• DIRECTIONS FOR THIS TASK: Line by line, write out the material exactly.

• RECORD EXCERPTS:
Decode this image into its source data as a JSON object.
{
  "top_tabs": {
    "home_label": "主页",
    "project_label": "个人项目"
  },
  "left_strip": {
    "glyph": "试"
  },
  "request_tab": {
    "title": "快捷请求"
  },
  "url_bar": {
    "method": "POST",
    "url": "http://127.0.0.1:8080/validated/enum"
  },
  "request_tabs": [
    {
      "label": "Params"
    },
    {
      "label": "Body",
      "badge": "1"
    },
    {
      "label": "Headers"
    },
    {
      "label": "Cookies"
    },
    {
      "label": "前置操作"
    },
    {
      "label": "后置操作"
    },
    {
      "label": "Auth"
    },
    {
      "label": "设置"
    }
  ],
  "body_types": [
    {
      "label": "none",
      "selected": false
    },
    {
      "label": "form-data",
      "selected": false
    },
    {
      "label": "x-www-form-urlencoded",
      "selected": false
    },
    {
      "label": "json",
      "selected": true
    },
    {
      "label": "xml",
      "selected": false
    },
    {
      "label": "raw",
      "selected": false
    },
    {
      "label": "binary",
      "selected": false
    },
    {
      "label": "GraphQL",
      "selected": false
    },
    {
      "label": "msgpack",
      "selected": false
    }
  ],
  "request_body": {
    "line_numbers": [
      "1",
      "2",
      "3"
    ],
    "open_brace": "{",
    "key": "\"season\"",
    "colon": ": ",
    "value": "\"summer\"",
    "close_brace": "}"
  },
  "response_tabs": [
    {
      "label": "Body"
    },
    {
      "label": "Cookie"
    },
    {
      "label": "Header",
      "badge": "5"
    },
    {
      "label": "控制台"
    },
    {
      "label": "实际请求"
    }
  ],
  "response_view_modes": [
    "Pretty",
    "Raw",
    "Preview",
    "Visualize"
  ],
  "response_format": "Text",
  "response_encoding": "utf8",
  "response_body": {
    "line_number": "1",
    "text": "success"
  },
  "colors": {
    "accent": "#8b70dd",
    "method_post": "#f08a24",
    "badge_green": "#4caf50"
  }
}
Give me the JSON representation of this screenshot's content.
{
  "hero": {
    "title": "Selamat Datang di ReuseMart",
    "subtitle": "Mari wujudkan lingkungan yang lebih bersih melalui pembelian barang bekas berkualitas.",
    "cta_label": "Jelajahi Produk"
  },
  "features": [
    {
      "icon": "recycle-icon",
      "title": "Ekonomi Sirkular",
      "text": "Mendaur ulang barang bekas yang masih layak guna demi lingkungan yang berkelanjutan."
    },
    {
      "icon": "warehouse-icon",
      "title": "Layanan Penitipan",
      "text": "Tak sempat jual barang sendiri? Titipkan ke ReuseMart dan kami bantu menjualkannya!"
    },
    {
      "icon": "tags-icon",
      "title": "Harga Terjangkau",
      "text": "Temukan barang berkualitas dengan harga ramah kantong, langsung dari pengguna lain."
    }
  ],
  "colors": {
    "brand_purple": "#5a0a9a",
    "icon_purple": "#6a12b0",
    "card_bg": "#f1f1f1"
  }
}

• WRITTEN ANSWER:
Decode this image into its source data as a JSON object.
{
  "top_tabs": {
    "home_label": "主页",
    "project_label": "个人项目"
  },
  "left_strip": {
    "glyph": "试"
  },
  "request_tab": {
    "title": "快捷请求"
  },
  "url_bar": {
    "method": "POST",
    "url": "http://127.0.0.1:8080/validated/enum"
  },
  "request_tabs": [
    {
      "label": "Params"
    },
    {
      "label": "Body",
      "badge": "1"
    },
    {
      "label": "Headers"
    },
    {
      "label": "Cookies"
    },
    {
      "label": "前置操作"
    },
    {
      "label": "后置操作"
    },
    {
      "label": "Auth"
    },
    {
      "label": "设置"
    }
  ],
  "body_types": [
    {
      "label": "none",
      "selected": false
    },
    {
      "label": "form-data",
      "selected": false
    },
    {
      "label": "x-www-form-urlencoded",
      "selected": false
    },
    {
      "label": "json",
      "selected": true
    },
    {
      "label": "xml",
      "selected": false
    },
    {
      "label": "raw",
      "selected": false
    },
    {
      "label": "binary",
      "selected": false
    },
    {
      "label": "GraphQL",
      "selected": false
    },
    {
      "label": "msgpack",
      "selected": false
    }
  ],
  "request_body": {
    "line_numbers": [
      "1",
      "2",
      "3"
    ],
    "open_brace": "{",
    "key": "\"season\"",
    "colon": ": ",
    "value": "\"summer\"",
    "close_brace": "}"
  },
  "response_tabs": [
    {
      "label": "Body"
    },
    {
      "label": "Cookie"
    },
    {
      "label": "Header",
      "badge": "5"
    },
    {
      "label": "控制台"
    },
    {
      "label": "实际请求"
    }
  ],
  "response_view_modes": [
    "Pretty",
    "Raw",
    "Preview",
    "Visualize"
  ],
  "response_format": "Text",
  "response_encoding": "utf8",
  "response_body": {
    "line_number": "1",
    "text": "success"
  },
  "colors": {
    "accent": "#8b70dd",
    "method_post": "#f08a24",
    "badge_green": "#4caf50"
  }
}
Give me the JSON representation of this screenshot's content.
{
  "hero": {
    "title": "Selamat Datang di ReuseMart",
    "subtitle": "Mari wujudkan lingkungan yang lebih bersih melalui pembelian barang bekas berkualitas.",
    "cta_label": "Jelajahi Produk"
  },
  "features": [
    {
      "icon": "recycle-icon",
      "title": "Ekonomi Sirkular",
      "text": "Mendaur ulang barang bekas yang masih layak guna demi lingkungan yang berkelanjutan."
    },
    {
      "icon": "warehouse-icon",
      "title": "Layanan Penitipan",
      "text": "Tak sempat jual barang sendiri? Titipkan ke ReuseMart dan kami bantu menjualkannya!"
    },
    {
      "icon": "tags-icon",
      "title": "Harga Terjangkau",
      "text": "Temukan barang berkualitas dengan harga ramah kantong, langsung dari pengguna lain."
    }
  ],
  "colors": {
    "brand_purple": "#5a0a9a",
    "icon_purple": "#6a12b0",
    "card_bg": "#f1f1f1"
  }
}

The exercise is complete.